A growing trend in America is to live a quantified life. Increasingly sophisticated technology is allowing many of us to measure the minutia of our daily lives in order to extrapolate larger patterns. It is now easier than ever before to track your daily steps, your caloric intake, your sleep and even how much time you spend on social media sites at work when you should be doing more productive things (according to your boss).
Just as we can quantify life on a micro scale, it is also becoming easier to track trends at the macro level. The Centers for Disease Control and Prevention, for instance, collect and analyze data in an attempt to track the financial costs associated with fatal car accidents. While the most recent data can sometimes be up to a decade old, it nonetheless reveals that automobile accidents have financial ramifications that are far higher than most people realize.
On average, more than 30,000 people are killed in U.S. automobile accidents each year. According to CDC data, car accidents on U.S. roads in 2005 were associated with $41 billion in costs related to work loss and medical bills.

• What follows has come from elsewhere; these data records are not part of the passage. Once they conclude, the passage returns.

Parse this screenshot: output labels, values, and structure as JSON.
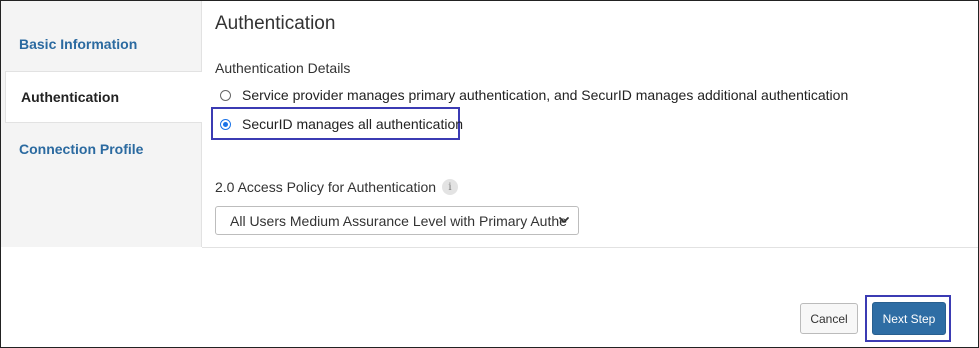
{
  "sidebar": {
    "items": [
      {
        "label": "Basic Information"
      },
      {
        "label": "Authentication"
      },
      {
        "label": "Connection Profile"
      }
    ]
  },
  "main": {
    "title": "Authentication",
    "details_label": "Authentication Details",
    "options": [
      {
        "label": "Service provider manages primary authentication, and SecurID manages additional authentication",
        "selected": false
      },
      {
        "label": "SecurID manages all authentication",
        "selected": true
      }
    ],
    "policy_label": "2.0 Access Policy for Authentication",
    "policy_info_icon": "i",
    "policy_value": "All Users Medium Assurance Level with Primary Authe"
  },
  "footer": {
    "cancel_label": "Cancel",
    "next_label": "Next Step"
  },
  "colors": {
    "link": "#2b6aa0",
    "primary_button": "#2e6da4",
    "highlight": "#3b3bb3",
    "radio_selected": "#1a73e8"
  }
}
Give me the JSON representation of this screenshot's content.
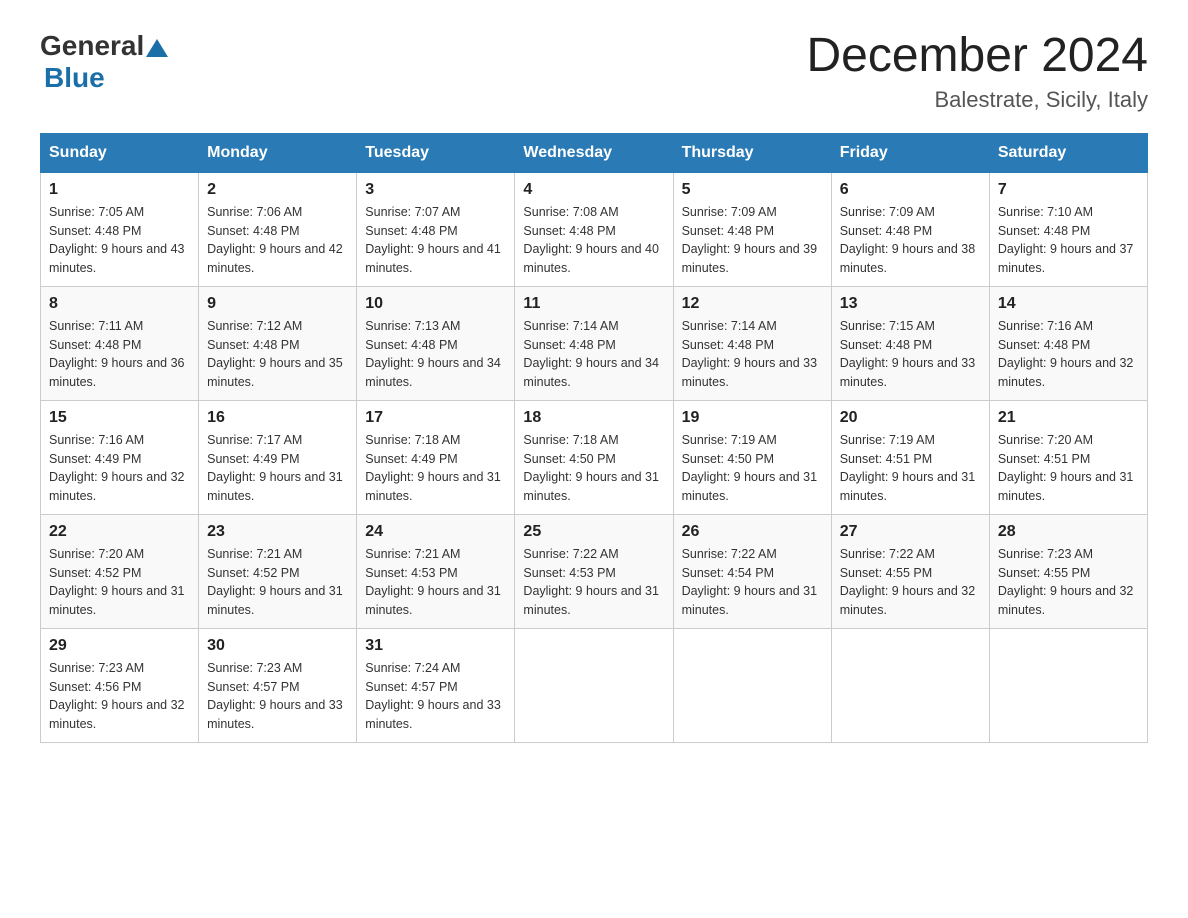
{
  "header": {
    "logo_general": "General",
    "logo_blue": "Blue",
    "month_title": "December 2024",
    "location": "Balestrate, Sicily, Italy"
  },
  "days_of_week": [
    "Sunday",
    "Monday",
    "Tuesday",
    "Wednesday",
    "Thursday",
    "Friday",
    "Saturday"
  ],
  "weeks": [
    [
      {
        "day": "1",
        "sunrise": "7:05 AM",
        "sunset": "4:48 PM",
        "daylight": "9 hours and 43 minutes."
      },
      {
        "day": "2",
        "sunrise": "7:06 AM",
        "sunset": "4:48 PM",
        "daylight": "9 hours and 42 minutes."
      },
      {
        "day": "3",
        "sunrise": "7:07 AM",
        "sunset": "4:48 PM",
        "daylight": "9 hours and 41 minutes."
      },
      {
        "day": "4",
        "sunrise": "7:08 AM",
        "sunset": "4:48 PM",
        "daylight": "9 hours and 40 minutes."
      },
      {
        "day": "5",
        "sunrise": "7:09 AM",
        "sunset": "4:48 PM",
        "daylight": "9 hours and 39 minutes."
      },
      {
        "day": "6",
        "sunrise": "7:09 AM",
        "sunset": "4:48 PM",
        "daylight": "9 hours and 38 minutes."
      },
      {
        "day": "7",
        "sunrise": "7:10 AM",
        "sunset": "4:48 PM",
        "daylight": "9 hours and 37 minutes."
      }
    ],
    [
      {
        "day": "8",
        "sunrise": "7:11 AM",
        "sunset": "4:48 PM",
        "daylight": "9 hours and 36 minutes."
      },
      {
        "day": "9",
        "sunrise": "7:12 AM",
        "sunset": "4:48 PM",
        "daylight": "9 hours and 35 minutes."
      },
      {
        "day": "10",
        "sunrise": "7:13 AM",
        "sunset": "4:48 PM",
        "daylight": "9 hours and 34 minutes."
      },
      {
        "day": "11",
        "sunrise": "7:14 AM",
        "sunset": "4:48 PM",
        "daylight": "9 hours and 34 minutes."
      },
      {
        "day": "12",
        "sunrise": "7:14 AM",
        "sunset": "4:48 PM",
        "daylight": "9 hours and 33 minutes."
      },
      {
        "day": "13",
        "sunrise": "7:15 AM",
        "sunset": "4:48 PM",
        "daylight": "9 hours and 33 minutes."
      },
      {
        "day": "14",
        "sunrise": "7:16 AM",
        "sunset": "4:48 PM",
        "daylight": "9 hours and 32 minutes."
      }
    ],
    [
      {
        "day": "15",
        "sunrise": "7:16 AM",
        "sunset": "4:49 PM",
        "daylight": "9 hours and 32 minutes."
      },
      {
        "day": "16",
        "sunrise": "7:17 AM",
        "sunset": "4:49 PM",
        "daylight": "9 hours and 31 minutes."
      },
      {
        "day": "17",
        "sunrise": "7:18 AM",
        "sunset": "4:49 PM",
        "daylight": "9 hours and 31 minutes."
      },
      {
        "day": "18",
        "sunrise": "7:18 AM",
        "sunset": "4:50 PM",
        "daylight": "9 hours and 31 minutes."
      },
      {
        "day": "19",
        "sunrise": "7:19 AM",
        "sunset": "4:50 PM",
        "daylight": "9 hours and 31 minutes."
      },
      {
        "day": "20",
        "sunrise": "7:19 AM",
        "sunset": "4:51 PM",
        "daylight": "9 hours and 31 minutes."
      },
      {
        "day": "21",
        "sunrise": "7:20 AM",
        "sunset": "4:51 PM",
        "daylight": "9 hours and 31 minutes."
      }
    ],
    [
      {
        "day": "22",
        "sunrise": "7:20 AM",
        "sunset": "4:52 PM",
        "daylight": "9 hours and 31 minutes."
      },
      {
        "day": "23",
        "sunrise": "7:21 AM",
        "sunset": "4:52 PM",
        "daylight": "9 hours and 31 minutes."
      },
      {
        "day": "24",
        "sunrise": "7:21 AM",
        "sunset": "4:53 PM",
        "daylight": "9 hours and 31 minutes."
      },
      {
        "day": "25",
        "sunrise": "7:22 AM",
        "sunset": "4:53 PM",
        "daylight": "9 hours and 31 minutes."
      },
      {
        "day": "26",
        "sunrise": "7:22 AM",
        "sunset": "4:54 PM",
        "daylight": "9 hours and 31 minutes."
      },
      {
        "day": "27",
        "sunrise": "7:22 AM",
        "sunset": "4:55 PM",
        "daylight": "9 hours and 32 minutes."
      },
      {
        "day": "28",
        "sunrise": "7:23 AM",
        "sunset": "4:55 PM",
        "daylight": "9 hours and 32 minutes."
      }
    ],
    [
      {
        "day": "29",
        "sunrise": "7:23 AM",
        "sunset": "4:56 PM",
        "daylight": "9 hours and 32 minutes."
      },
      {
        "day": "30",
        "sunrise": "7:23 AM",
        "sunset": "4:57 PM",
        "daylight": "9 hours and 33 minutes."
      },
      {
        "day": "31",
        "sunrise": "7:24 AM",
        "sunset": "4:57 PM",
        "daylight": "9 hours and 33 minutes."
      },
      null,
      null,
      null,
      null
    ]
  ]
}
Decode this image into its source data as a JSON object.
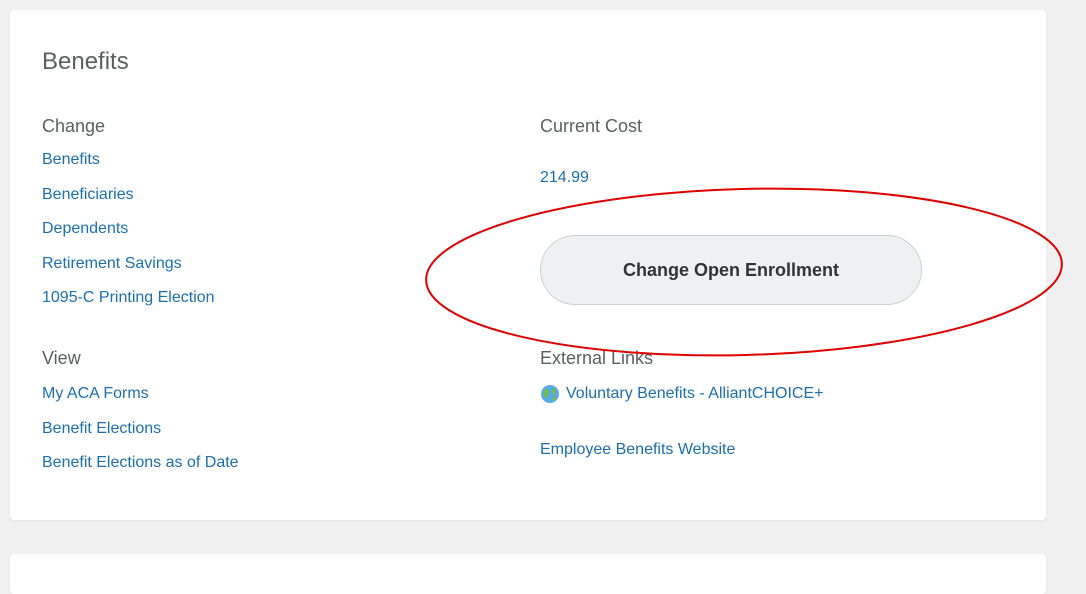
{
  "card": {
    "title": "Benefits"
  },
  "change": {
    "heading": "Change",
    "links": [
      "Benefits",
      "Beneficiaries",
      "Dependents",
      "Retirement Savings",
      "1095-C Printing Election"
    ]
  },
  "view": {
    "heading": "View",
    "links": [
      "My ACA Forms",
      "Benefit Elections",
      "Benefit Elections as of Date"
    ]
  },
  "current_cost": {
    "heading": "Current Cost",
    "value": "214.99"
  },
  "enrollment": {
    "button_label": "Change Open Enrollment"
  },
  "external_links": {
    "heading": "External Links",
    "voluntary_benefits": "Voluntary Benefits - AlliantCHOICE+",
    "voluntary_icon": "globe-icon",
    "employee_benefits": "Employee Benefits Website"
  },
  "colors": {
    "link": "#1b6fae",
    "heading": "#5b5f62",
    "annotation": "#e00000",
    "button_bg": "#eef0f2"
  }
}
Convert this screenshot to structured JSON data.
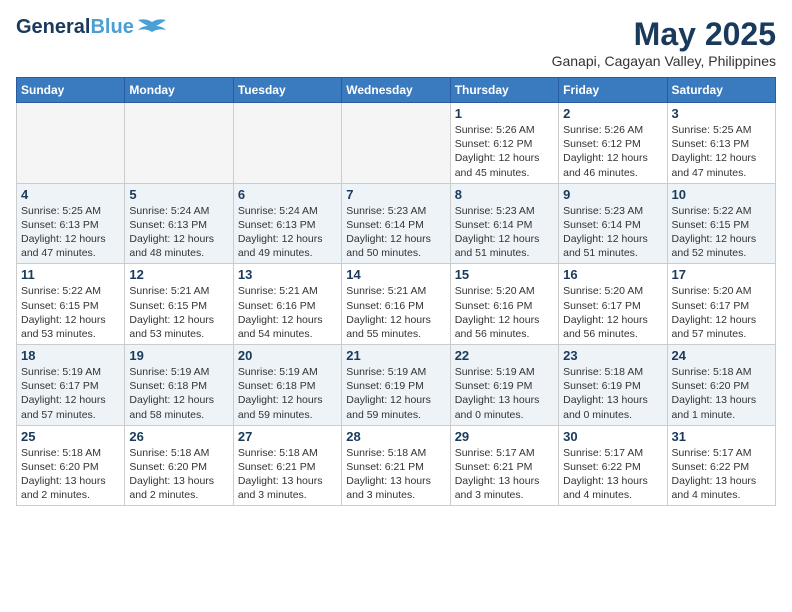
{
  "logo": {
    "general": "General",
    "blue": "Blue"
  },
  "title": "May 2025",
  "location": "Ganapi, Cagayan Valley, Philippines",
  "weekdays": [
    "Sunday",
    "Monday",
    "Tuesday",
    "Wednesday",
    "Thursday",
    "Friday",
    "Saturday"
  ],
  "weeks": [
    [
      {
        "day": "",
        "info": ""
      },
      {
        "day": "",
        "info": ""
      },
      {
        "day": "",
        "info": ""
      },
      {
        "day": "",
        "info": ""
      },
      {
        "day": "1",
        "info": "Sunrise: 5:26 AM\nSunset: 6:12 PM\nDaylight: 12 hours\nand 45 minutes."
      },
      {
        "day": "2",
        "info": "Sunrise: 5:26 AM\nSunset: 6:12 PM\nDaylight: 12 hours\nand 46 minutes."
      },
      {
        "day": "3",
        "info": "Sunrise: 5:25 AM\nSunset: 6:13 PM\nDaylight: 12 hours\nand 47 minutes."
      }
    ],
    [
      {
        "day": "4",
        "info": "Sunrise: 5:25 AM\nSunset: 6:13 PM\nDaylight: 12 hours\nand 47 minutes."
      },
      {
        "day": "5",
        "info": "Sunrise: 5:24 AM\nSunset: 6:13 PM\nDaylight: 12 hours\nand 48 minutes."
      },
      {
        "day": "6",
        "info": "Sunrise: 5:24 AM\nSunset: 6:13 PM\nDaylight: 12 hours\nand 49 minutes."
      },
      {
        "day": "7",
        "info": "Sunrise: 5:23 AM\nSunset: 6:14 PM\nDaylight: 12 hours\nand 50 minutes."
      },
      {
        "day": "8",
        "info": "Sunrise: 5:23 AM\nSunset: 6:14 PM\nDaylight: 12 hours\nand 51 minutes."
      },
      {
        "day": "9",
        "info": "Sunrise: 5:23 AM\nSunset: 6:14 PM\nDaylight: 12 hours\nand 51 minutes."
      },
      {
        "day": "10",
        "info": "Sunrise: 5:22 AM\nSunset: 6:15 PM\nDaylight: 12 hours\nand 52 minutes."
      }
    ],
    [
      {
        "day": "11",
        "info": "Sunrise: 5:22 AM\nSunset: 6:15 PM\nDaylight: 12 hours\nand 53 minutes."
      },
      {
        "day": "12",
        "info": "Sunrise: 5:21 AM\nSunset: 6:15 PM\nDaylight: 12 hours\nand 53 minutes."
      },
      {
        "day": "13",
        "info": "Sunrise: 5:21 AM\nSunset: 6:16 PM\nDaylight: 12 hours\nand 54 minutes."
      },
      {
        "day": "14",
        "info": "Sunrise: 5:21 AM\nSunset: 6:16 PM\nDaylight: 12 hours\nand 55 minutes."
      },
      {
        "day": "15",
        "info": "Sunrise: 5:20 AM\nSunset: 6:16 PM\nDaylight: 12 hours\nand 56 minutes."
      },
      {
        "day": "16",
        "info": "Sunrise: 5:20 AM\nSunset: 6:17 PM\nDaylight: 12 hours\nand 56 minutes."
      },
      {
        "day": "17",
        "info": "Sunrise: 5:20 AM\nSunset: 6:17 PM\nDaylight: 12 hours\nand 57 minutes."
      }
    ],
    [
      {
        "day": "18",
        "info": "Sunrise: 5:19 AM\nSunset: 6:17 PM\nDaylight: 12 hours\nand 57 minutes."
      },
      {
        "day": "19",
        "info": "Sunrise: 5:19 AM\nSunset: 6:18 PM\nDaylight: 12 hours\nand 58 minutes."
      },
      {
        "day": "20",
        "info": "Sunrise: 5:19 AM\nSunset: 6:18 PM\nDaylight: 12 hours\nand 59 minutes."
      },
      {
        "day": "21",
        "info": "Sunrise: 5:19 AM\nSunset: 6:19 PM\nDaylight: 12 hours\nand 59 minutes."
      },
      {
        "day": "22",
        "info": "Sunrise: 5:19 AM\nSunset: 6:19 PM\nDaylight: 13 hours\nand 0 minutes."
      },
      {
        "day": "23",
        "info": "Sunrise: 5:18 AM\nSunset: 6:19 PM\nDaylight: 13 hours\nand 0 minutes."
      },
      {
        "day": "24",
        "info": "Sunrise: 5:18 AM\nSunset: 6:20 PM\nDaylight: 13 hours\nand 1 minute."
      }
    ],
    [
      {
        "day": "25",
        "info": "Sunrise: 5:18 AM\nSunset: 6:20 PM\nDaylight: 13 hours\nand 2 minutes."
      },
      {
        "day": "26",
        "info": "Sunrise: 5:18 AM\nSunset: 6:20 PM\nDaylight: 13 hours\nand 2 minutes."
      },
      {
        "day": "27",
        "info": "Sunrise: 5:18 AM\nSunset: 6:21 PM\nDaylight: 13 hours\nand 3 minutes."
      },
      {
        "day": "28",
        "info": "Sunrise: 5:18 AM\nSunset: 6:21 PM\nDaylight: 13 hours\nand 3 minutes."
      },
      {
        "day": "29",
        "info": "Sunrise: 5:17 AM\nSunset: 6:21 PM\nDaylight: 13 hours\nand 3 minutes."
      },
      {
        "day": "30",
        "info": "Sunrise: 5:17 AM\nSunset: 6:22 PM\nDaylight: 13 hours\nand 4 minutes."
      },
      {
        "day": "31",
        "info": "Sunrise: 5:17 AM\nSunset: 6:22 PM\nDaylight: 13 hours\nand 4 minutes."
      }
    ]
  ]
}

More detailed analysis of CDC data shows that half of the total costs of U.S. car accidents were generated in just 10 states, including New York. In fact, New York was ranked 7th on the list of highest incurred costs, with $1.33 billion associated with car accidents.
According to the CDC, only $18 million of New York’s total $1.33 billion went to medical costs. The rest was costs associated with work loss, including loss of lifetime earnings for those who were killed in car accidents.
Please check back as we continue this discussion in our next post.